- Other adverse events have included ocular/visual disturbances (any 13%; severe 1%), renal dysfunction (any 11%; severe 1%), fluid retention (any 10%; severe 0%), hepatic dysfunction (elevations in bilirubin 7%), hypersensitivity reactions (any 4%; severe 0%), cardiovascular reactions (severe 3%), thrombocytopenia (any 2%; severe <1%), and injection site reactions (<1%). Dehydration and pyrexia were also reported
- Severe hypersensitivity reactions have also been reported with ABRAXANE
- During postmarketing surveillance, reports of congestive heart failure and left ventricular dysfunction were observed, primarily among individuals with underlying cardiac history or prior exposure to cardiotoxic drugs like anthracyclines
- There have been reports of extravasation of ABRAXANE. Given the possibility of extravasation, it is advisable to monitor closely the ABRAXANE infusion site for possible infiltration during drug administration
USE IN SPECIFIC POPULATIONS
- No drug interaction studies have been conducted with ABRAXANE
- Caution should be exercised when administering ABRAXANE concomitantly with medicines known to inhibit or induce either CYP2C8 or CYP3A4
- It is not known whether paclitaxel is excreted in human milk
- Because many drugs are excreted in human milk and because of the potential for serious adverse reactions in nursing infants, a decision should be made to discontinue nursing or to discontinue the drug, taking into account the importance of the drug to the mother
- The safety and efficacy of ABRAXANE in pediatric patients have not been evaluated

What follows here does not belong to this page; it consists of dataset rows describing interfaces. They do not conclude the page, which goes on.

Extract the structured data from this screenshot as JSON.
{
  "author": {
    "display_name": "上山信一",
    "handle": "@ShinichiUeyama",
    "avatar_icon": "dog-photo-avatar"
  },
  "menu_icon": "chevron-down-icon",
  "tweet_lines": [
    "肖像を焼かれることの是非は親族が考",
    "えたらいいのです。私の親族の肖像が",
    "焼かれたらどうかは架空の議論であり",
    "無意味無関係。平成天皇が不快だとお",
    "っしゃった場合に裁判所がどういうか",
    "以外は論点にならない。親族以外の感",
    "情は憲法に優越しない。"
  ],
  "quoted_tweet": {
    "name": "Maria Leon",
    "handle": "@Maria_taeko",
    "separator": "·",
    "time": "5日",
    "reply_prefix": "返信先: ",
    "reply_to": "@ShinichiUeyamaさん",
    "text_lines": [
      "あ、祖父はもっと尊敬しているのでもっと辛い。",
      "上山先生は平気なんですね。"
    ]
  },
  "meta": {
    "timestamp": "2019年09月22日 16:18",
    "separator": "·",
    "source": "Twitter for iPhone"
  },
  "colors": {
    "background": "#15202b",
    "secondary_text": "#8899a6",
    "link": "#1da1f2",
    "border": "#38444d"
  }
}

- No toxicities occurred notably more frequently among patients ≥ 65 years of age who received ABRAXANE
DOSAGE AND ADMINISTRATION
- The use of ABRAXANE has not been studied in patients with renal impairment
- Patients were excluded for baseline serum bilirubin >1.5 mg/dL or baseline serum creatinine > 2 mg/dL
Please see full Prescribing Information, including Boxed WARNING, CONTRAINDICATIONS, WARNINGS AND PRECAUTIONS, and ADVERSE REACTIONS.
- Dose adjustment is recommended for patients with moderate and severe hepatic impairment and patients who experience severe neutropenia or severe sensory neuropathy during treatment with ABRAXANE
Melanoma is a form of skin cancer characterized by the uncontrolled growth of pigment-producing cells (melanocytes) located in the skin. When melanoma is diagnosed early, it is generally a curable disease. However, when it spreads to other parts of the body, it is the deadliest and most aggressive form of skin cancer. A person with metastatic melanoma typically has on average a short life expectancy that is measured in months. According to the World Health Organization, approximately 132,000 new cases of melanoma are diagnosed each year globally. The incidence of melanoma has increased ten-fold over the past 50 years, and has steadily increased since the 1970s. The American Cancer Society estimates there will be more than 76,000 new cases of melanoma and nearly 9,200 melanoma deaths this year in the United States.